Technological advances, including product scanners, online retail, internet search engines, and satellite/remote-sensing technology, have led to an explosion in the types and quantity of data available for economic analysis. Economists study economic data using a specialized statistical toolkit known as econometrics, and data science techniques are an increasingly important part of this toolkit.
Researchers use econometrics and data science to study a wide variety of topics, such as the effects of public policy, the evolution of industry, economic forecasting, and the forces driving inequality, economic development, and the environment.

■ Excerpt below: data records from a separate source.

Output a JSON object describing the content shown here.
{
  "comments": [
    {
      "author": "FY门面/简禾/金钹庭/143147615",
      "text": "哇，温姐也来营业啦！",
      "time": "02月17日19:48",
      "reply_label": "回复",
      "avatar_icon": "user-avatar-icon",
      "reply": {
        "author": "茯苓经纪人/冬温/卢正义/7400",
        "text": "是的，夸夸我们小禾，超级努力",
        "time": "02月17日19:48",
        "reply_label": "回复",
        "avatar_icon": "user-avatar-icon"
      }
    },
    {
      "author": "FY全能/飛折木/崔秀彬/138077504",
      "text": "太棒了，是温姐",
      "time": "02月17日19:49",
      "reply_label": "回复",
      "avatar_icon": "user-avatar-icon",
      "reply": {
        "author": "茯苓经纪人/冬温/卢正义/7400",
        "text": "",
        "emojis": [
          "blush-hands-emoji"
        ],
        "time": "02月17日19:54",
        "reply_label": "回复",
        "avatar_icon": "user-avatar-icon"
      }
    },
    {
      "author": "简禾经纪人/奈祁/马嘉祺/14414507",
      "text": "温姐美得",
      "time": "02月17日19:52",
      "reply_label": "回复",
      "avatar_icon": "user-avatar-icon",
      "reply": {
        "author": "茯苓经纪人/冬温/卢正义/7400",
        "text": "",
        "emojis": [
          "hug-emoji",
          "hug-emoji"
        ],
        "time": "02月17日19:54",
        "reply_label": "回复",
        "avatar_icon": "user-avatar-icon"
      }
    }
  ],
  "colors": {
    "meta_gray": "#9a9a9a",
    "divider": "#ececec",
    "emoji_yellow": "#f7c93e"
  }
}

In the economics domain of the data science major, you will learn how to apply modern economic data analysis to a wide range of economic phenomena and to draw conclusions useful for economic decision making.
You will take three economics domain core courses and four courses from the electives menu.
Economics Core Courses (all three required)
|EC 201||Introduction to Economic Analysis: Microeconomics||Fall, Winter, Spring|
|EC 311||Intermediate Microeconomic Theory||Fall, Winter, Spring|
|EC 320||Introduction to Econometrics||Fall, Winter, Spring|
Economics Electives (choose three in addition to EC 421)
|EC 410||Economics of Crime||Fall|
|EC 421||Introduction to Econometrics||Fall, Winter, Spring|
|EC 422||Economic Forecasting||Not Offered in 22/23|
|EC 428||Behavioral and Experimental Economics||Not Offered in 22/23|
EC 434 or
|Environmental Economics or Natural Resource Economics||
434: Winter, Spring
435: Not offered in 22/23
|EC 443||Health Economics||Fall, Spring|
|EC 451||Issues in Labor Economics||Winter|
|EC 460||Theories of Industrial Organization||Fall, Spring|
EC 482 or
|Economics of Globalization or Multinational Corporations||
482: Winter, Spring
|EC 490||Economic Growth and Development||Fall|